Section 2847 of the Civil Code provides that the payment by the surety may be with or without legal proceedings, and section 2848 states: “A surety, upon satisfying the obligation of the principal, is entitled to enforce every remedy which the creditor then has against the principal to the extent of reimbursing what he has expended, and also to require all his co-sureties to contribute thereto, without regard to the order of time in which they become such.” Appellant contends that the word “remedy” as used in the section does not mean that the surety company had the right to obtain an execution; that an execution is not within the legal definition of “remedy”. The words “action”, “cause of action”, “right”, “remedy” and “redress” are often used in a legal sense so that one implies another; in fact they are so related that one at times, of necessity, includes the other. “For every wrong there is a remedy.” Sec. 3523, Civ.Code.
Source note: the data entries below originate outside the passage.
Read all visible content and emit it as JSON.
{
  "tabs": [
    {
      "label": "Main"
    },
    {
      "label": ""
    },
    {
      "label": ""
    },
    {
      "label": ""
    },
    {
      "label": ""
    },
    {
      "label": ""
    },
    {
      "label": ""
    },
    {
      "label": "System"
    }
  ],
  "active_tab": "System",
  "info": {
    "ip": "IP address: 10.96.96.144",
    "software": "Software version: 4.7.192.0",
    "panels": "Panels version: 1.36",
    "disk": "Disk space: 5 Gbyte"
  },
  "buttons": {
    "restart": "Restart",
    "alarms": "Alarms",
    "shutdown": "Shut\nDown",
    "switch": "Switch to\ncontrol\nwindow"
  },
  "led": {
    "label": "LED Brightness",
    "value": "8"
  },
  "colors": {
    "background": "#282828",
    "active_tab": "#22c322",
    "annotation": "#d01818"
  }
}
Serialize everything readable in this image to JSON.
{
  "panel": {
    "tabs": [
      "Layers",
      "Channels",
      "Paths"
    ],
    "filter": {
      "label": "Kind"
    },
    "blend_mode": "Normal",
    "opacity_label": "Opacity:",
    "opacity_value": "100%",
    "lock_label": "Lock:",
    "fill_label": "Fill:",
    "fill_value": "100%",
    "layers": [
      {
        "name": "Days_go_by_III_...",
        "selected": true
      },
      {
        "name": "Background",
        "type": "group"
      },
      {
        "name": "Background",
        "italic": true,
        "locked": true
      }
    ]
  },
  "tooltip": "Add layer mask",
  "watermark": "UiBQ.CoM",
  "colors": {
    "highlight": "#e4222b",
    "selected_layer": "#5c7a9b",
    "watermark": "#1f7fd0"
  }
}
This maxim of jurisprudence bestows upon the person who may be wronged the right to seek redress in an action, and the basis or ground thereof is denominated the cause of action. The expression “cause of action” has been held to mean everything that is requisite to show that an action is maintainable, and where a conflict of authority is found on this question it generally arises in cases dealing with the subject of jurisdiction. The word “cause” is sometimes used synonymously with the terms “case” or “action”. The word “action” has been defined as the legal demand of one's rights or as the instrument to obtain redress for wrongs. 1 Cor.Jur. 924 et seq. Section 20 of the Code of Civil Procedure provides: “Judicial remedies are such as are administered by the courts of justice, or by judicial officers empowered for that purpose by the constitution and statutes of this state.” “Remedy” is a more extensive term and refers to the method by which the action is effectuated. Frost v. Witter, 132 Cal. 421, 64 P. 705, 84 Am.St.Rep. 53. “Remedy” is not redress nor relief, but is the means by which a wrong is redressed and relief obtained. A writ is an order in writing issued by a competent official in a judicial proceeding and, as applied to execution in civil cases, is part of the remedy to effectuate the action by the enforcement of the judgment.
The cases cited by appellant refer principally to choses in action not reduced to judgment, and are not controlling in a matter wherein execution after judgment has been resorted to as a proceeding under the doctrine of subrogation for the purpose simply of reimbursement. In the latter instance a separate action on the assignment or in assumpsit would be an idle act. Civ.Code, sec. 3532. The claim that the statute having run against the action on an implied assumpsit, the right to subrogation is barred, is without merit. The surety succeeded through subrogation to all the rights and remedies that the plaintiff held in relation to the judgment, including the remedy of execution within five years after the entry of the judgment. Code Civ.Proc. sec. 681.
The order is affirmed.
We concur: TYLER, P.J.; KNIGHT, J.